Here is a list of prompts (taken from Lean Customer Development by Cindy Alvarez) to help you bring your assumptions to the surface:
- Customers have _______ problem
- Customers are willing to invest _______ to solve this problem
- Stakeholders involved in using/ buying this product are _______
- Partners involved in building/ distributing this product are _______
- Resources required in building/ servicing this product are _______
- If customers did not buy/ use our product, they would buy/ use _______
- Once customers are using our product, they will gain _______
- This problem affects our customers _______
- Customers are already using tools like _______
- Customer purchasing decisions are influenced by _______
- Customers have [job title] or [social identity]
- This product will be useful to our customers because _______
- Customers’ comfort level with technology is _______
- Customers’ comfort level with change is _______
- It will take _______ to build/ produce this product
- It will take _______ to get X customers or X% usage
Once the 10 minutes are up, put the sticky notes on a wall or white board and organize them into logical groupings. These groupings will help inform you for next steps.(Important: Do not worry about getting the list right or it being complete. You can always add, modify or remove items later.)

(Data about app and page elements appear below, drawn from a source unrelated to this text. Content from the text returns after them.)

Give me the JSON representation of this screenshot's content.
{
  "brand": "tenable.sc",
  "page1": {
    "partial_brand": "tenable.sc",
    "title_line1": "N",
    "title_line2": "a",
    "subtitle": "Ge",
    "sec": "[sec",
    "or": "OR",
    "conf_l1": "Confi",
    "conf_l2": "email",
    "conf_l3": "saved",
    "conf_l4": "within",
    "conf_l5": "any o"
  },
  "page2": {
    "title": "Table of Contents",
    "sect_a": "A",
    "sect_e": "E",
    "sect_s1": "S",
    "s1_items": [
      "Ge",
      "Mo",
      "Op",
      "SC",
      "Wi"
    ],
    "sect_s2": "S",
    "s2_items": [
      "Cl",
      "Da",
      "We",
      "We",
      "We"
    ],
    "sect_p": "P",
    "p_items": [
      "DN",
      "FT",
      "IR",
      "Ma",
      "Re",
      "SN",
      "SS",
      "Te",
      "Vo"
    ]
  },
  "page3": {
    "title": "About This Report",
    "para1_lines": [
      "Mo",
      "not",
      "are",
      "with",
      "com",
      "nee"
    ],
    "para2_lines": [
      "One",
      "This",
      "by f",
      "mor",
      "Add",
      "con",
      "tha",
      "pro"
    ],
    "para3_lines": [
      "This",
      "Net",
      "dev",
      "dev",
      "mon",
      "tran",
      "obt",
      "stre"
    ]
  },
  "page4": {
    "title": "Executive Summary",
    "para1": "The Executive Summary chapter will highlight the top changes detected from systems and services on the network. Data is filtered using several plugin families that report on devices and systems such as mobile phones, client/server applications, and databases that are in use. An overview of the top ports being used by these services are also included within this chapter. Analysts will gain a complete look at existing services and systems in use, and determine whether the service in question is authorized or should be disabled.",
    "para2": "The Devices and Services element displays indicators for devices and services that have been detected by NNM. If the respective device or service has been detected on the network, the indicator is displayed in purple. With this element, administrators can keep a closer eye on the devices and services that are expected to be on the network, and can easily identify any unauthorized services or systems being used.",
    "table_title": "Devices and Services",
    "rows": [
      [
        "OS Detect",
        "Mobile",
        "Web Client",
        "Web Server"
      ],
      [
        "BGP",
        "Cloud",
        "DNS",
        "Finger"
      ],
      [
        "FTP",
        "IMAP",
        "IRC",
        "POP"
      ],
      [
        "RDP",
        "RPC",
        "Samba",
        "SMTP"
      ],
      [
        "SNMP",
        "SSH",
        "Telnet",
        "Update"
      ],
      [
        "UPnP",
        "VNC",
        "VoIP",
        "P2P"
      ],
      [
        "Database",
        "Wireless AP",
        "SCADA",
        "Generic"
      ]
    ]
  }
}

2. Identify your Problem Hypothesis – From above, we know that this is a simple sentence with three parts. Here is an idea on how to get to that one crisp sentence:
Identify the following:
- Who your customers are
- What problems and needs they have
- How they are currently behaving
- Which solutions customers will give you money for (even if the product is not built or completed yet)
- How to provide solutions in a way that works with how your customers decide, procure, buy, and use
Important: The narrower the answers the better as this will allow you to disprove your hypothesis more quickly. For example, it is faster to disprove that people with red hair, freckles and fair skin tan well than all people tan well.
Here are some Problem Hypothesis examples:
[Large dog owners] are unable to [find nutritious, affordable dog food] because [there are few alternatives where they typically shop].
[Home Builders] are unable to [build energy efficient homes at a reasonable cost] because [they can’t figure out the best combination of materials to achieve cost-effective energy solutions for the typical home buyer].
Congratulations, once you have completed these, you have taken two steps closer to realizing your dream. Next time, we will review ideas on how to target your ideal customer profile and begin preparing for the interview process to test your original hypothesis.
I look forward to your comments.
One thought on “Identify and Nail the Pain (#2 in a series of how to go from startup to scaleup – 3 min read)”